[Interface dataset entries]

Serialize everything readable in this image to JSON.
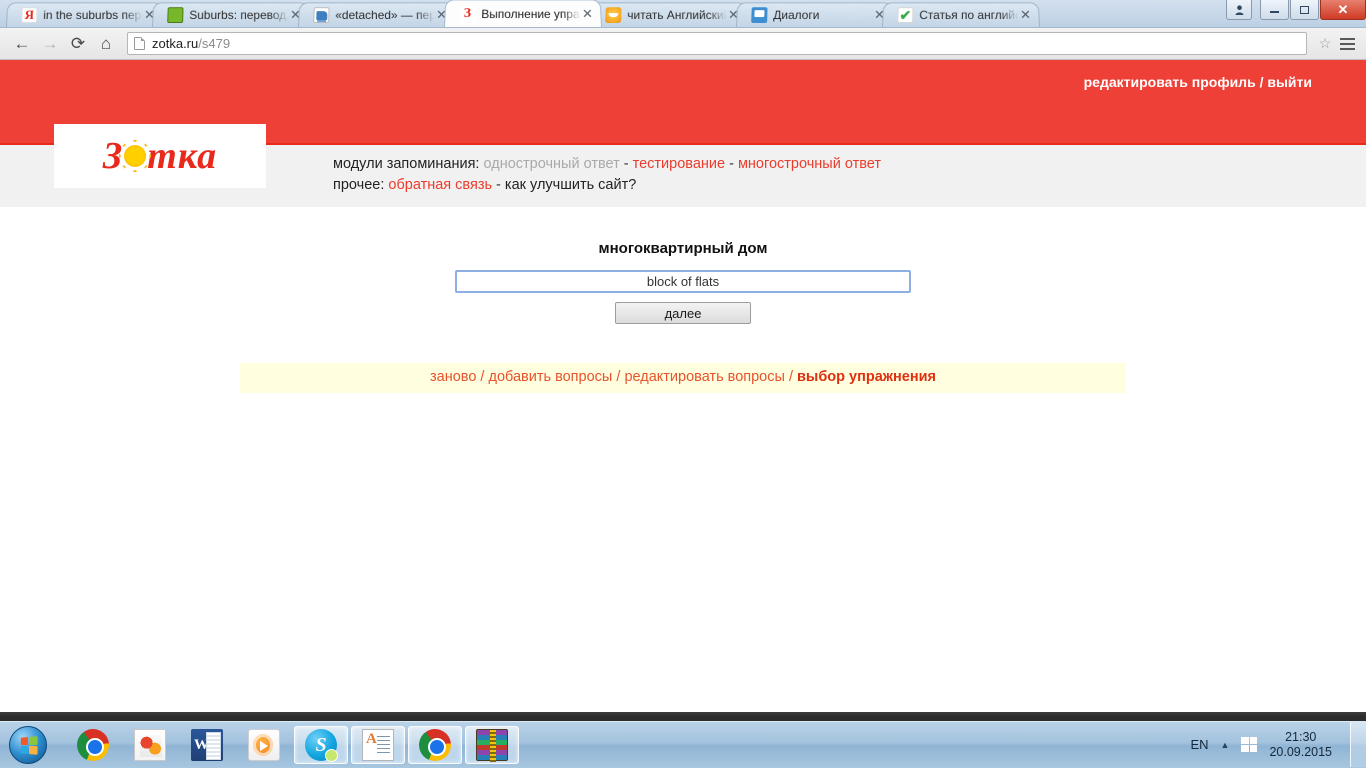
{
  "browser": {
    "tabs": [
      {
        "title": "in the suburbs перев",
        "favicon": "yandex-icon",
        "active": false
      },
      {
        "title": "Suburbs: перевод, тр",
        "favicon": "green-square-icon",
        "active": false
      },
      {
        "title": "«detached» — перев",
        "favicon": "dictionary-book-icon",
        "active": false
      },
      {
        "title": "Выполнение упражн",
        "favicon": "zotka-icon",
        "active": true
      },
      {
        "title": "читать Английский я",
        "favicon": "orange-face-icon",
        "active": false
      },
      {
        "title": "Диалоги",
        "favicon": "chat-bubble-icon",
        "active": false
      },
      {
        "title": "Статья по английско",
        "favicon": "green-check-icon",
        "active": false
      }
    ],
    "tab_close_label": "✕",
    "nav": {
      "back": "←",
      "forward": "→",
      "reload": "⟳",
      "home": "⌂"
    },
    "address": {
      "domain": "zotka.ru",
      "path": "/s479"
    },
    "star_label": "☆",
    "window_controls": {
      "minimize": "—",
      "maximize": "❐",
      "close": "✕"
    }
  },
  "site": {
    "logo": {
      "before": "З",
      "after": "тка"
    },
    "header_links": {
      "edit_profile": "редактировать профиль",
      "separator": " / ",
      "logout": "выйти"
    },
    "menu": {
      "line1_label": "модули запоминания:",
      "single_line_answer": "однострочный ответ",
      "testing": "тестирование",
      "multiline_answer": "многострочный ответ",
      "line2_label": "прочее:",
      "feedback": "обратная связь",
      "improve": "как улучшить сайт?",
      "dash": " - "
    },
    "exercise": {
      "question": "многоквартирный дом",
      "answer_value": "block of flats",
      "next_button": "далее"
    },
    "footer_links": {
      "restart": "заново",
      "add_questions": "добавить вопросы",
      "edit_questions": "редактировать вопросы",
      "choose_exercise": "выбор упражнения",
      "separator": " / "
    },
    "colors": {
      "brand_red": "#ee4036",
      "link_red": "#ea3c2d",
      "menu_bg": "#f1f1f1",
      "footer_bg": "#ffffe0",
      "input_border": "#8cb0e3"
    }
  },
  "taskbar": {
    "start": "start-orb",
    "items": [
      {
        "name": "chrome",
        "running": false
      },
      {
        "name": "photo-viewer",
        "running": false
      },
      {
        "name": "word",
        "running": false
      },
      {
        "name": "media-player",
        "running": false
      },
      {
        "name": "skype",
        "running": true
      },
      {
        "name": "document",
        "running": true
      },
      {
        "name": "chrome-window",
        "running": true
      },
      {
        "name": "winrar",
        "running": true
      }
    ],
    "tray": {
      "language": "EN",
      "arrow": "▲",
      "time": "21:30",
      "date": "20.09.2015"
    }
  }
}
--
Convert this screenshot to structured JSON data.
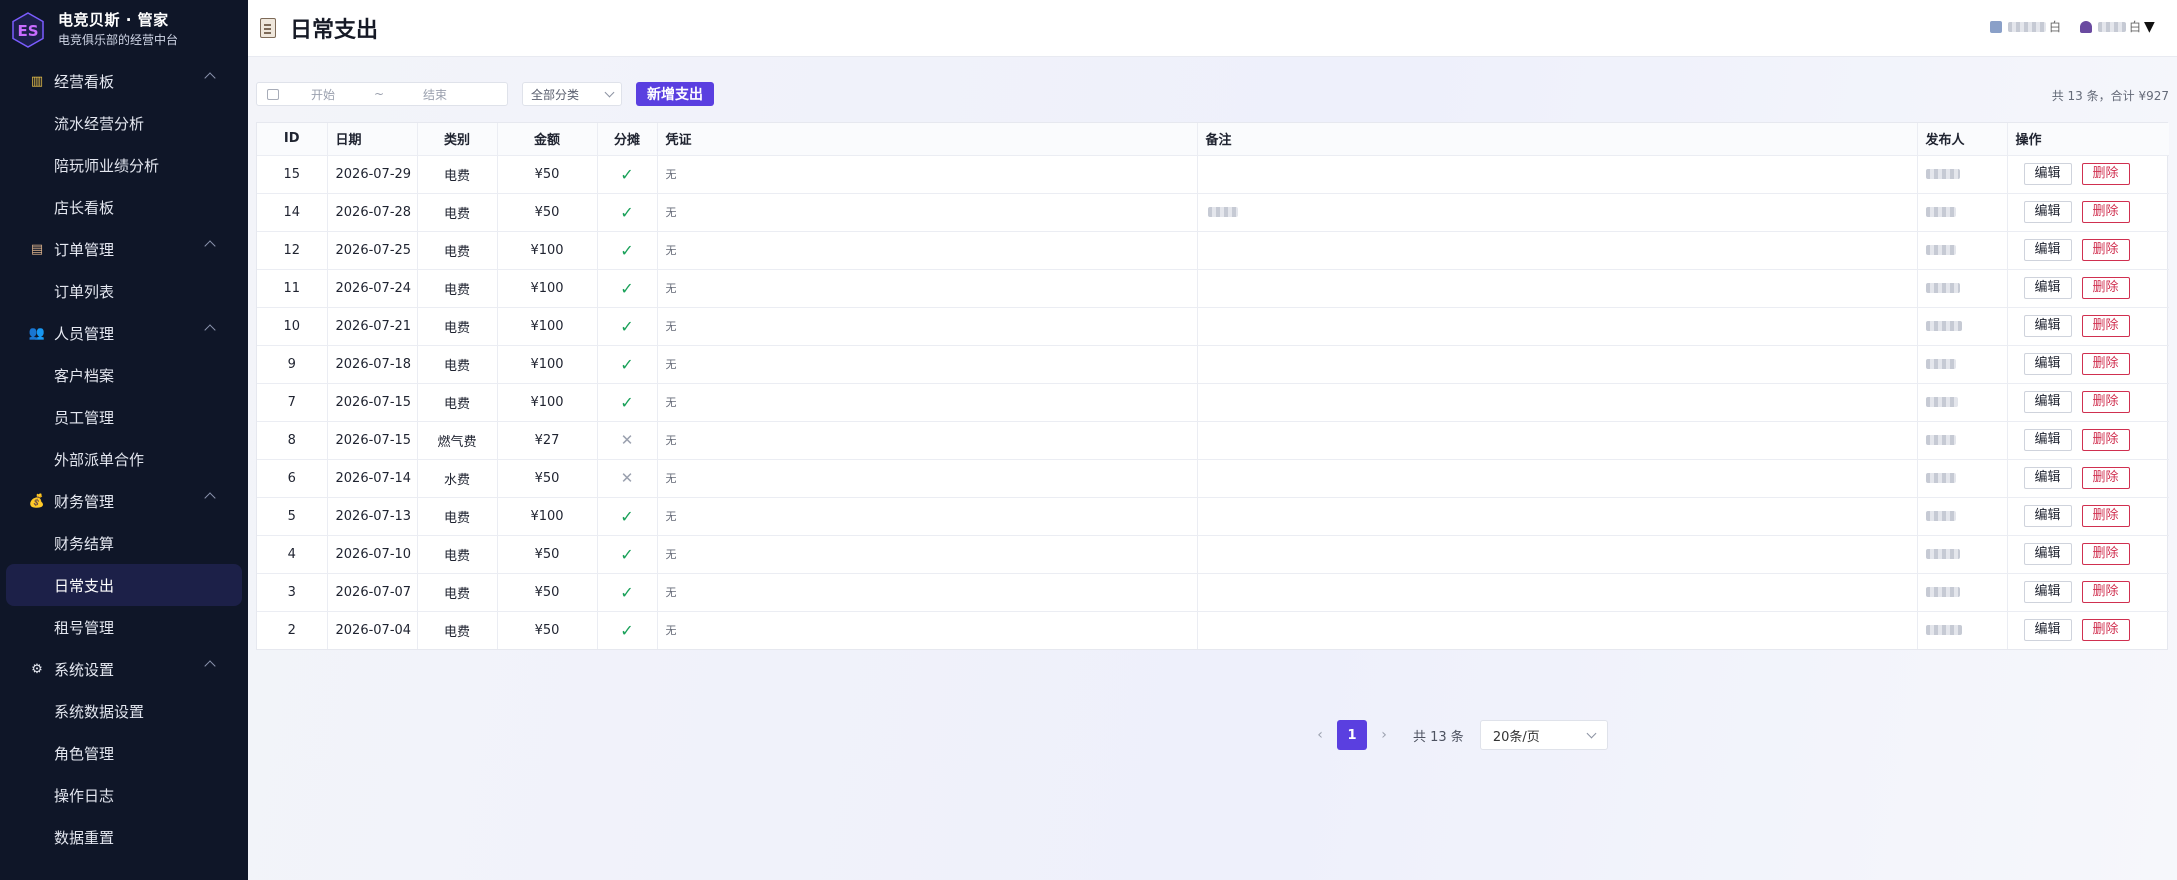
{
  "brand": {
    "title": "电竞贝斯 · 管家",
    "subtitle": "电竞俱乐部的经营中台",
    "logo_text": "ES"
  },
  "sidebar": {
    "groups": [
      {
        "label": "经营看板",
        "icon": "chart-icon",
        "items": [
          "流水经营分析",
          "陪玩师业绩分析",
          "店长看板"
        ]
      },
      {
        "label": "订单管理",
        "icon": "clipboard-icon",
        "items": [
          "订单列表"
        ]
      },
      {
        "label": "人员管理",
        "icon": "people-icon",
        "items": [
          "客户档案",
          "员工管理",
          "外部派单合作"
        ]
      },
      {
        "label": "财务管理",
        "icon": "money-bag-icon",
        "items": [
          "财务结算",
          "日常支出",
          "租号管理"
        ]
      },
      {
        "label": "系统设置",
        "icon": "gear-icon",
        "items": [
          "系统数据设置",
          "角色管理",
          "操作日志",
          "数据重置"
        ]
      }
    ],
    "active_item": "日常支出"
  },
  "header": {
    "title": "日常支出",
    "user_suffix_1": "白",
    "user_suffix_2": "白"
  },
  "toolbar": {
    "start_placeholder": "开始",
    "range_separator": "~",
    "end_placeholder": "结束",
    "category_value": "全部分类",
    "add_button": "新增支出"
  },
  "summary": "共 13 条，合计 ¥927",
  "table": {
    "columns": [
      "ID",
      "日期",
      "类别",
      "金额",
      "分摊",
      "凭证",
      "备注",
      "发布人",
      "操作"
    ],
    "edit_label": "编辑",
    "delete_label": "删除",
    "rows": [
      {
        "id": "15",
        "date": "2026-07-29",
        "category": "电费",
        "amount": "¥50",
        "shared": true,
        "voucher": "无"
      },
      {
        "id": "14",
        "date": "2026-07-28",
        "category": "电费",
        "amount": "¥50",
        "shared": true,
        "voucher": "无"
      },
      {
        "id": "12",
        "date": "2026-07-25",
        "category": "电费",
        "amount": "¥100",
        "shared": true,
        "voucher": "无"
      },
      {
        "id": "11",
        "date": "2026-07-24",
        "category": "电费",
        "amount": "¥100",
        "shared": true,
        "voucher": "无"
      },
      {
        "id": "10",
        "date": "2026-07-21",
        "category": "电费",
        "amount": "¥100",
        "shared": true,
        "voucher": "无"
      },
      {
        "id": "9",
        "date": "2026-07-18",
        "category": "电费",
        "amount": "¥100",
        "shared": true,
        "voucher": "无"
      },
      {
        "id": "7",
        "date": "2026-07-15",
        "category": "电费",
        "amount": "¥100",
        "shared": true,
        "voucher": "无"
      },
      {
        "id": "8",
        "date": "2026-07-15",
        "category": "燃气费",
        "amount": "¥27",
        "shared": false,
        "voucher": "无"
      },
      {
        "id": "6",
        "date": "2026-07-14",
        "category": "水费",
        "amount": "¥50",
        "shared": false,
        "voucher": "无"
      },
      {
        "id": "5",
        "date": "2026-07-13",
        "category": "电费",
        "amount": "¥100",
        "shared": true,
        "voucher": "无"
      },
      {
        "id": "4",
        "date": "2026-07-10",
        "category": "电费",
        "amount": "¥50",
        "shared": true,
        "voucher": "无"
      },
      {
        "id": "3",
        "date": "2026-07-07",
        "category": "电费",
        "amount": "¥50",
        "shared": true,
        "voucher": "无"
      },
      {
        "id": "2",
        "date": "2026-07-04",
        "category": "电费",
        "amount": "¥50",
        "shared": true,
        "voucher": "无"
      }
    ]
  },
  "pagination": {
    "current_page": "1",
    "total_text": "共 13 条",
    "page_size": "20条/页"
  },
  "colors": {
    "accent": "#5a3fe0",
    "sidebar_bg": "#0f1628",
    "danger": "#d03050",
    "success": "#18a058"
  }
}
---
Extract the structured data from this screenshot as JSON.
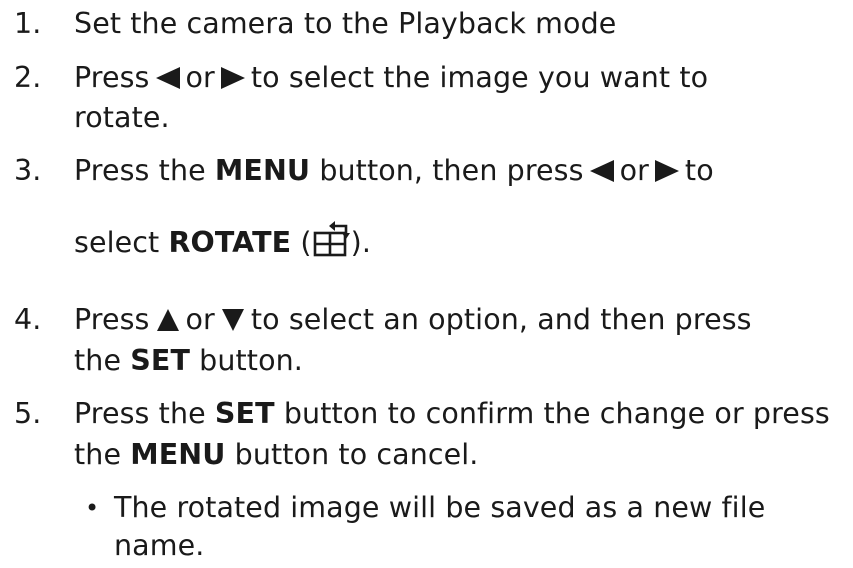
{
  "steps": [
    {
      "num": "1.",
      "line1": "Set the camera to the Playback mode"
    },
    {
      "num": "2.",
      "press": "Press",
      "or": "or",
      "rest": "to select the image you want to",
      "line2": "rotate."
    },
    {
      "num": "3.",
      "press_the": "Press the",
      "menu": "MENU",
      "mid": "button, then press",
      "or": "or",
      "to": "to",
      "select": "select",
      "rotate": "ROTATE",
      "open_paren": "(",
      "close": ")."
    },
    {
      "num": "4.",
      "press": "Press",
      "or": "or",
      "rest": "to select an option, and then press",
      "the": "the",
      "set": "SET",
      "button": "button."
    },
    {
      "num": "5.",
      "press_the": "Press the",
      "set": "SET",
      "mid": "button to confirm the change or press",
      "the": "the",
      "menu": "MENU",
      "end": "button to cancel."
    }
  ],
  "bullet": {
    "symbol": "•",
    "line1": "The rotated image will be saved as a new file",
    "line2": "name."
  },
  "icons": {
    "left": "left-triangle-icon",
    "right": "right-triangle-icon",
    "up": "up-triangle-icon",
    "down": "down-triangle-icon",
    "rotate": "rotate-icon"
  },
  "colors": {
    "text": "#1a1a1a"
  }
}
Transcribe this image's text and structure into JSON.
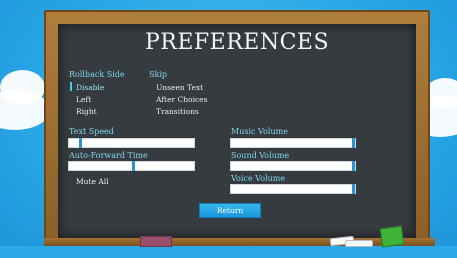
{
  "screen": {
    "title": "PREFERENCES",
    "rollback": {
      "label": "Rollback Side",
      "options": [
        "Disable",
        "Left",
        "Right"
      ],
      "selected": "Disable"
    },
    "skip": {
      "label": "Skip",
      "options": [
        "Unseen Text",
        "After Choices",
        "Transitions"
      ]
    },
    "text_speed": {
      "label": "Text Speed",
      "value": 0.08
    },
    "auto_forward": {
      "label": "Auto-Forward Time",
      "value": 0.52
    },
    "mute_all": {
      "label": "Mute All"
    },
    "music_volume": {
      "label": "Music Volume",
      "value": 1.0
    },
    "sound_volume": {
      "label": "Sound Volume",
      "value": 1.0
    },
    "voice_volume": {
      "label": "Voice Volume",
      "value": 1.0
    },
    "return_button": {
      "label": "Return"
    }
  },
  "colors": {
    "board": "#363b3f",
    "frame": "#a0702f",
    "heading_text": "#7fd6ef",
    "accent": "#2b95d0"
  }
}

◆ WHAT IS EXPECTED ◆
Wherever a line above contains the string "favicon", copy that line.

◆ FINAL ANSWER ◆
        "favicon": "yandex-icon",
        "favicon": "green-square-icon",
        "favicon": "dictionary-book-icon",
        "favicon": "zotka-icon",
        "favicon": "orange-face-icon",
        "favicon": "chat-bubble-icon",
        "favicon": "green-check-icon",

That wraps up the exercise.